Gerald L. Curtis is Burgess Professor Emeritus of Political Science at Columbia University, former Director of Columbia's Weatherhead East Asian Institute, and Distinguished Research Fellow at the Tokyo Foundation. Professor Curtis is the author of numerous books and articles written in both English and Japanese, including The Logic of Japanese Politics, The Japanese Way of Politics, and Election Campaigning Japanese Style. His research focuses on Japanese politics, government, and foreign policy and U.S.-Japan relations. He is the recipient of numerous prizes and honors including the Chunichi Shimbun Special Achievement Award, the Masayoshi Ohira Memorial Prize, the Japan Foundation Award, the Marshal Green Award of the Japan-America Society of Washington, DC, and the Eagle on the World award of the Japan Chamber of Commerce in New York. He was decorated by the Emperor of Japan with the Order of the Rising Sun, Gold and Silver Star in 2005. Curtis was a founding member of the Center for Global Partnership's Advisory Committee.
Akihiko Tanaka (Professor of International Politics, The University of Tokyo)
Akihiko Tanaka is Professor of International Politics at the Institute for Advanced Studies on Asia (IASA) at the University of Tokyo. He served as President of the Japan International Cooperation Agency (JICA) from 2012 to 2015. Prior to that, he was Vice President of the University of Tokyo (2011-2012), Executive Vice President of the University of Tokyo (2009-2011), and Director of the Division of International Affairs of the University of Tokyo (2008-2010). Professor Tanaka's specialties include theories of international politics, contemporary international relations in East Asia, and Japan's foreign policy. He has numerous books and articles in Japanese and English, including The New Middle Ages: The World System in the 21st Century (2002). Tanaka was a Member and Chair for the Abe Fellowship Program Committee from 1991 to 1996.
Sheila Smith (Senior Fellow for Japan Studies, Council on Foreign Relations

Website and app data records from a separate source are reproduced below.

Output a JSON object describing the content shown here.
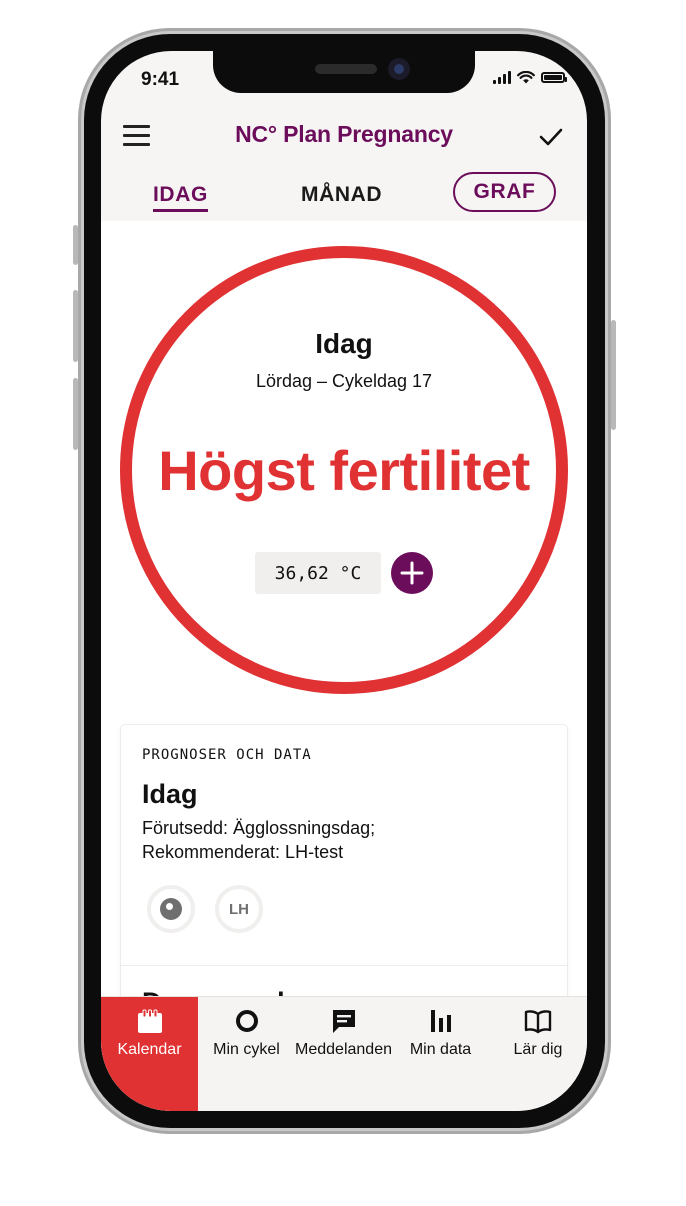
{
  "status_bar": {
    "time": "9:41"
  },
  "header": {
    "title": "NC° Plan Pregnancy"
  },
  "tabs": [
    {
      "label": "IDAG",
      "active": true
    },
    {
      "label": "MÅNAD",
      "active": false
    },
    {
      "label": "GRAF",
      "active": false
    }
  ],
  "today": {
    "title": "Idag",
    "subtitle": "Lördag – Cykeldag 17",
    "fertility_status": "Högst fertilitet",
    "temperature": "36,62 °C"
  },
  "card": {
    "kicker": "PROGNOSER OCH DATA",
    "title": "Idag",
    "line1": "Förutsedd: Ägglossningsdag;",
    "line2": "Rekommenderat: LH-test",
    "chip_lh": "LH",
    "next_title": "Denna vecka"
  },
  "bottom_nav": [
    {
      "label": "Kalendar",
      "icon": "calendar-icon",
      "active": true
    },
    {
      "label": "Min cykel",
      "icon": "cycle-icon",
      "active": false
    },
    {
      "label": "Meddelanden",
      "icon": "message-icon",
      "active": false
    },
    {
      "label": "Min data",
      "icon": "bar-chart-icon",
      "active": false
    },
    {
      "label": "Lär dig",
      "icon": "book-icon",
      "active": false
    }
  ],
  "colors": {
    "brand_purple": "#6b0d5b",
    "fertility_red": "#e03133"
  }
}
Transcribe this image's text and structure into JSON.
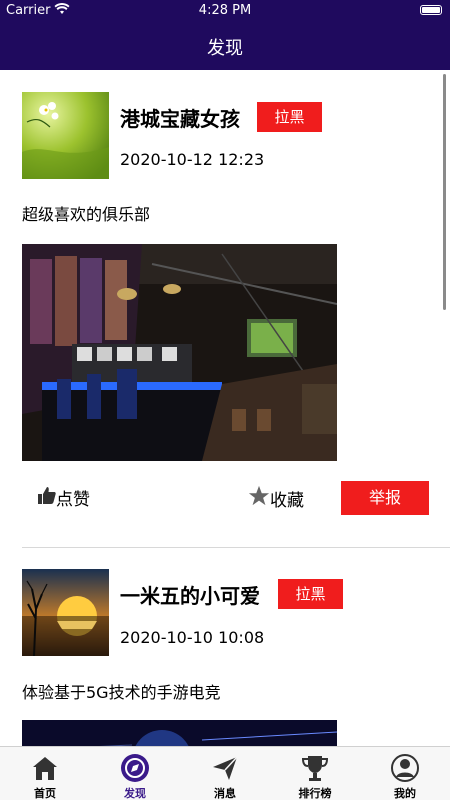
{
  "status_bar": {
    "carrier": "Carrier",
    "time": "4:28 PM"
  },
  "header": {
    "title": "发现"
  },
  "posts": [
    {
      "username": "港城宝藏女孩",
      "block_label": "拉黑",
      "time": "2020-10-12 12:23",
      "content": "超级喜欢的俱乐部",
      "like_label": "点赞",
      "favorite_label": "收藏",
      "report_label": "举报"
    },
    {
      "username": "一米五的小可爱",
      "block_label": "拉黑",
      "time": "2020-10-10 10:08",
      "content": "体验基于5G技术的手游电竞"
    }
  ],
  "tabs": [
    {
      "label": "首页",
      "icon": "home-icon"
    },
    {
      "label": "发现",
      "icon": "compass-icon",
      "active": true
    },
    {
      "label": "消息",
      "icon": "send-icon"
    },
    {
      "label": "排行榜",
      "icon": "trophy-icon"
    },
    {
      "label": "我的",
      "icon": "user-icon"
    }
  ],
  "colors": {
    "header": "#1f0a5e",
    "accent_red": "#f01d1d",
    "active_tab": "#3a1a8a"
  }
}
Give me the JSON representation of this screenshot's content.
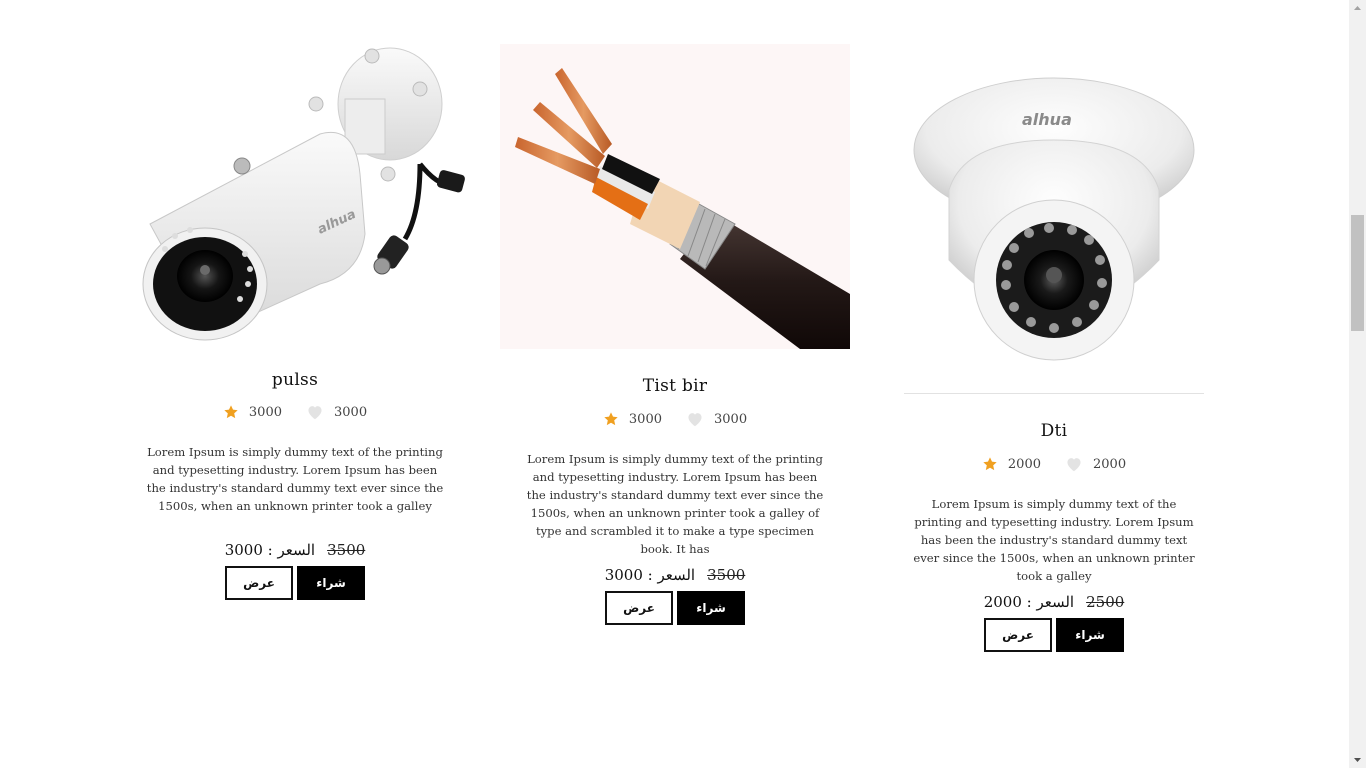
{
  "products": [
    {
      "title": "pulss",
      "rating": "3000",
      "likes": "3000",
      "description": "Lorem Ipsum is simply dummy text of the printing and typesetting industry. Lorem Ipsum has been the industry's standard dummy text ever since the 1500s, when an unknown printer took a galley",
      "price_label": "السعر : 3000",
      "old_price": "3500",
      "buy_label": "شراء",
      "view_label": "عرض",
      "image": "bullet-camera"
    },
    {
      "title": "Tist bir",
      "rating": "3000",
      "likes": "3000",
      "description": "Lorem Ipsum is simply dummy text of the printing and typesetting industry. Lorem Ipsum has been the industry's standard dummy text ever since the 1500s, when an unknown printer took a galley of type and scrambled it to make a type specimen book. It has",
      "price_label": "السعر : 3000",
      "old_price": "3500",
      "buy_label": "شراء",
      "view_label": "عرض",
      "image": "copper-cable"
    },
    {
      "title": "Dti",
      "rating": "2000",
      "likes": "2000",
      "description": "Lorem Ipsum is simply dummy text of the printing and typesetting industry. Lorem Ipsum has been the industry's standard dummy text ever since the 1500s, when an unknown printer took a galley",
      "price_label": "السعر : 2000",
      "old_price": "2500",
      "buy_label": "شراء",
      "view_label": "عرض",
      "image": "dome-camera"
    }
  ],
  "icons": {
    "rating": "star-icon",
    "likes": "heart-icon"
  },
  "colors": {
    "star": "#f0a020",
    "heart": "#e3e3e3",
    "button_dark": "#000000",
    "text": "#222222"
  }
}
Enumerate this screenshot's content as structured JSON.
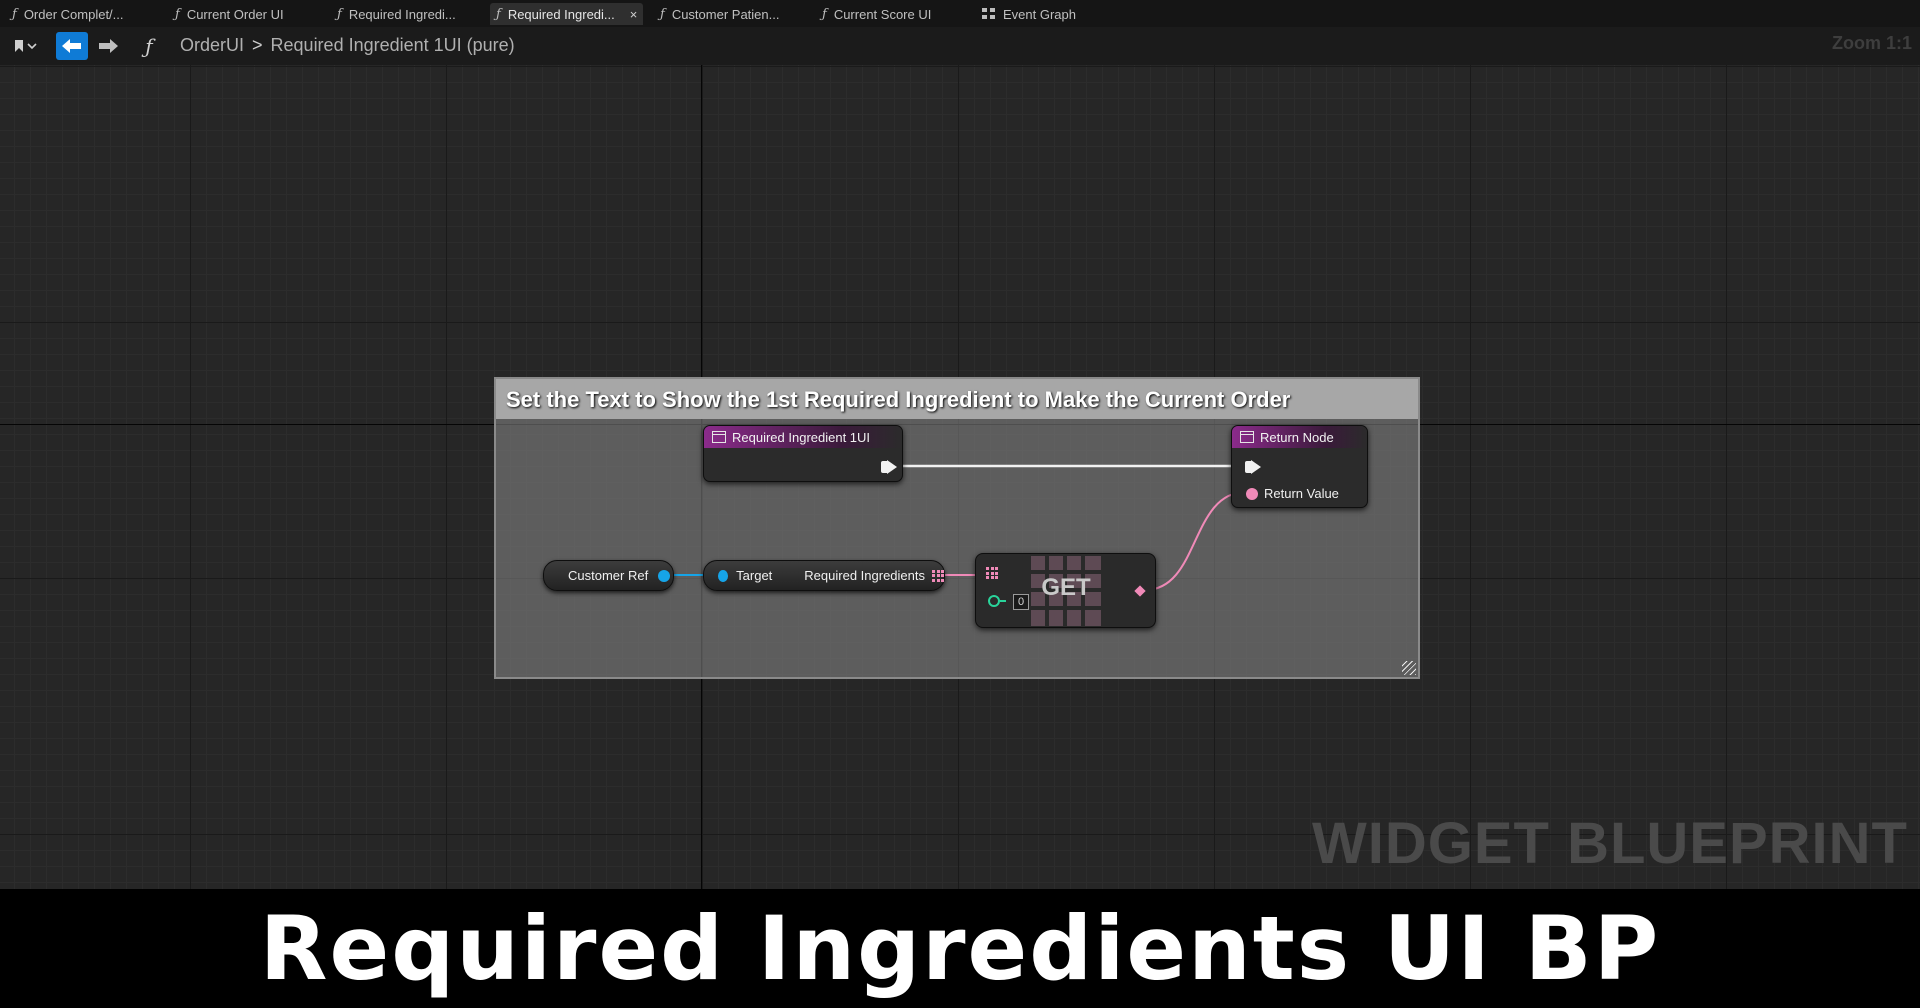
{
  "tabs": [
    {
      "label": "Order Complet/...",
      "type": "function"
    },
    {
      "label": "Current Order UI",
      "type": "function"
    },
    {
      "label": "Required Ingredi...",
      "type": "function"
    },
    {
      "label": "Required Ingredi...",
      "type": "function",
      "active": true,
      "close": "×"
    },
    {
      "label": "Customer Patien...",
      "type": "function"
    },
    {
      "label": "Current Score UI",
      "type": "function"
    },
    {
      "label": "Event Graph",
      "type": "graph"
    }
  ],
  "toolbar": {
    "back_icon": "arrow-left-icon",
    "forward_icon": "arrow-right-icon",
    "function_glyph": "ƒ",
    "breadcrumb_root": "OrderUI",
    "breadcrumb_separator": ">",
    "breadcrumb_current": "Required Ingredient 1UI (pure)",
    "zoom": "Zoom 1:1"
  },
  "graph": {
    "watermark": "WIDGET BLUEPRINT",
    "comment": {
      "title": "Set the Text to Show the 1st Required Ingredient to Make the Current Order",
      "color": "#a7a7a7"
    },
    "nodes": {
      "entry": {
        "title": "Required Ingredient 1UI"
      },
      "return": {
        "title": "Return Node",
        "pin_label": "Return Value"
      },
      "customer_ref": {
        "label": "Customer Ref"
      },
      "getter": {
        "target_label": "Target",
        "output_label": "Required Ingredients"
      },
      "get": {
        "label": "GET",
        "index": "0"
      }
    },
    "colors": {
      "object_pin": "#16a4e8",
      "text_pin": "#f08ab8",
      "int_pin": "#29d39a",
      "function_header": "#8b2b8b",
      "exec_wire": "#f2f2f2"
    }
  },
  "caption": "Required Ingredients UI BP"
}
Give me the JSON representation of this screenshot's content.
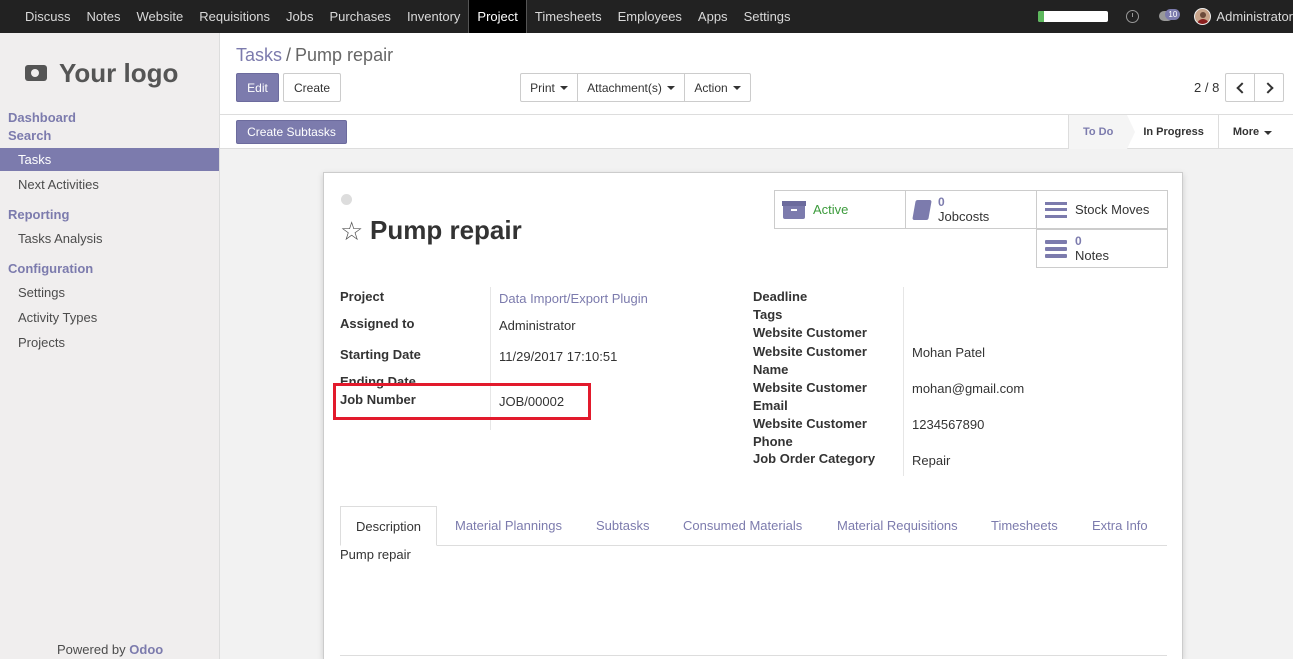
{
  "topbar": {
    "menu": [
      "Discuss",
      "Notes",
      "Website",
      "Requisitions",
      "Jobs",
      "Purchases",
      "Inventory",
      "Project",
      "Timesheets",
      "Employees",
      "Apps",
      "Settings"
    ],
    "active_menu": "Project",
    "progress_fraction": 0.08,
    "chat_badge": "10",
    "username": "Administrator"
  },
  "sidebar": {
    "logo_text": "Your logo",
    "sections": [
      {
        "title": "Dashboard",
        "items": []
      },
      {
        "title": "Search",
        "items": [
          "Tasks",
          "Next Activities"
        ]
      },
      {
        "title": "Reporting",
        "items": [
          "Tasks Analysis"
        ]
      },
      {
        "title": "Configuration",
        "items": [
          "Settings",
          "Activity Types",
          "Projects"
        ]
      }
    ],
    "active_item": "Tasks",
    "powered_by": "Powered by",
    "powered_brand": "Odoo"
  },
  "control": {
    "breadcrumb_parent": "Tasks",
    "breadcrumb_sep": "/",
    "breadcrumb_current": "Pump repair",
    "edit_label": "Edit",
    "create_label": "Create",
    "print_label": "Print",
    "attachment_label": "Attachment(s)",
    "action_label": "Action",
    "pager": "2 / 8"
  },
  "statusbar": {
    "create_subtasks_label": "Create Subtasks",
    "stages": [
      "To Do",
      "In Progress"
    ],
    "current_stage": "To Do",
    "more_label": "More"
  },
  "sheet": {
    "title": "Pump repair",
    "smart_buttons": {
      "active": "Active",
      "jobcosts_count": "0",
      "jobcosts_label": "Jobcosts",
      "stock_moves": "Stock Moves",
      "notes_count": "0",
      "notes_label": "Notes"
    },
    "left_fields": [
      {
        "label": "Project",
        "value": "Data Import/Export Plugin"
      },
      {
        "label": "Assigned to",
        "value": "Administrator"
      },
      {
        "label": "Starting Date",
        "value": "11/29/2017 17:10:51"
      },
      {
        "label": "Ending Date",
        "value": ""
      },
      {
        "label": "Job Number",
        "value": "JOB/00002"
      }
    ],
    "right_fields": [
      {
        "label": "Deadline",
        "value": ""
      },
      {
        "label": "Tags",
        "value": ""
      },
      {
        "label": "Website Customer",
        "value": ""
      },
      {
        "label": "Website Customer Name",
        "value": "Mohan Patel"
      },
      {
        "label": "Website Customer Email",
        "value": "mohan@gmail.com"
      },
      {
        "label": "Website Customer Phone",
        "value": "1234567890"
      },
      {
        "label": "Job Order Category",
        "value": "Repair"
      }
    ],
    "tabs": [
      "Description",
      "Material Plannings",
      "Subtasks",
      "Consumed Materials",
      "Material Requisitions",
      "Timesheets",
      "Extra Info"
    ],
    "active_tab": "Description",
    "description": "Pump repair"
  },
  "colors": {
    "accent": "#7c7bad",
    "topbar": "#222222",
    "highlight": "#e21a2c"
  }
}
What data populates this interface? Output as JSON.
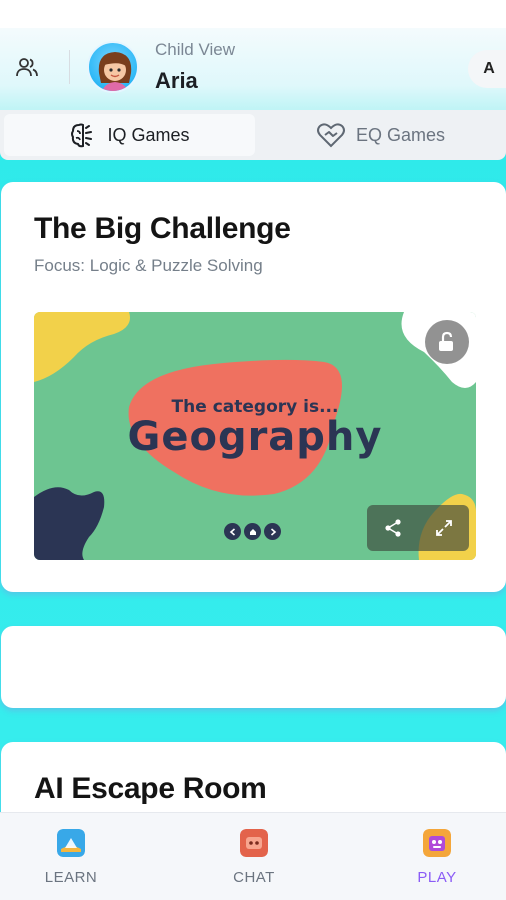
{
  "header": {
    "child_view_label": "Child View",
    "child_name": "Aria",
    "account_initial": "A"
  },
  "tabs": [
    {
      "label": "IQ Games",
      "icon": "brain-icon",
      "active": true
    },
    {
      "label": "EQ Games",
      "icon": "heart-icon",
      "active": false
    }
  ],
  "featured_game": {
    "title": "The Big Challenge",
    "focus": "Focus: Logic & Puzzle Solving",
    "preview": {
      "line1": "The category is...",
      "line2": "Geography"
    }
  },
  "next_card": {
    "title": "AI Escape Room"
  },
  "bottom_nav": [
    {
      "label": "LEARN",
      "icon": "learn-icon",
      "active": false
    },
    {
      "label": "CHAT",
      "icon": "chat-icon",
      "active": false
    },
    {
      "label": "PLAY",
      "icon": "play-icon",
      "active": true
    }
  ],
  "colors": {
    "accent": "#8b5cf6",
    "background": "#38eeee",
    "game_bg": "#6dc591",
    "game_blob": "#ef7160"
  }
}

Sheila Smith is senior fellow for Japan studies at the Council on Foreign Relations (CFR) and an expert on Japanese politics and foreign policy. She is the author of Intimate Rivals: Japanese Domestic Politics and a Rising China (2015) and Japan's New Politics and the U.S.-Japan Alliance (2014). Her current research focuses on how geostrategic change in Asia is shaping Japan's strategic choices. In the fall of 2014, Smith began a project on Northeast Asian Nationalisms and Alliance Management. She joined CFR from the East-West Center in 2007, where she directed a multinational research team in a cross-national study of the domestic politics of the U.S. military presence in Japan, South Korea, and the Philippines. She teaches as an adjunct professor at the Asian Studies Department of Georgetown University and serves on the board of its Journal of Asian Affairs. Smith was awarded an Abe Fellowship in 2006.
Yoshihide Soeya (Professor of Political Science and International Relations, Keio University)
Yoshihide Soeya is Professor of Political Science and International Relations at the Faculty of Law of Keio University. He is the author of Japan's Economic Diplomacy with China, 1945-1978 (Oxford: Clarendon Press 1998) and Japan's Middle-Power Diplomacy (2005). He also co-edited Japan as a 'Normal Country'?: A Country in Search of its Place in the World (2011). His area of expertise includes politics and security in the Asia-Pacific Region, U.S.-China-Japan Relations, and Japan's external relations and diplomacy. He received his B.A. and Masters in International Relations from Sophia University and a Ph.D. in Political Science from the University of Michigan. Soeya was awarded an Abe Fellowship in 1992 and has also served as Chair of the Abe Fellowship Program Committee.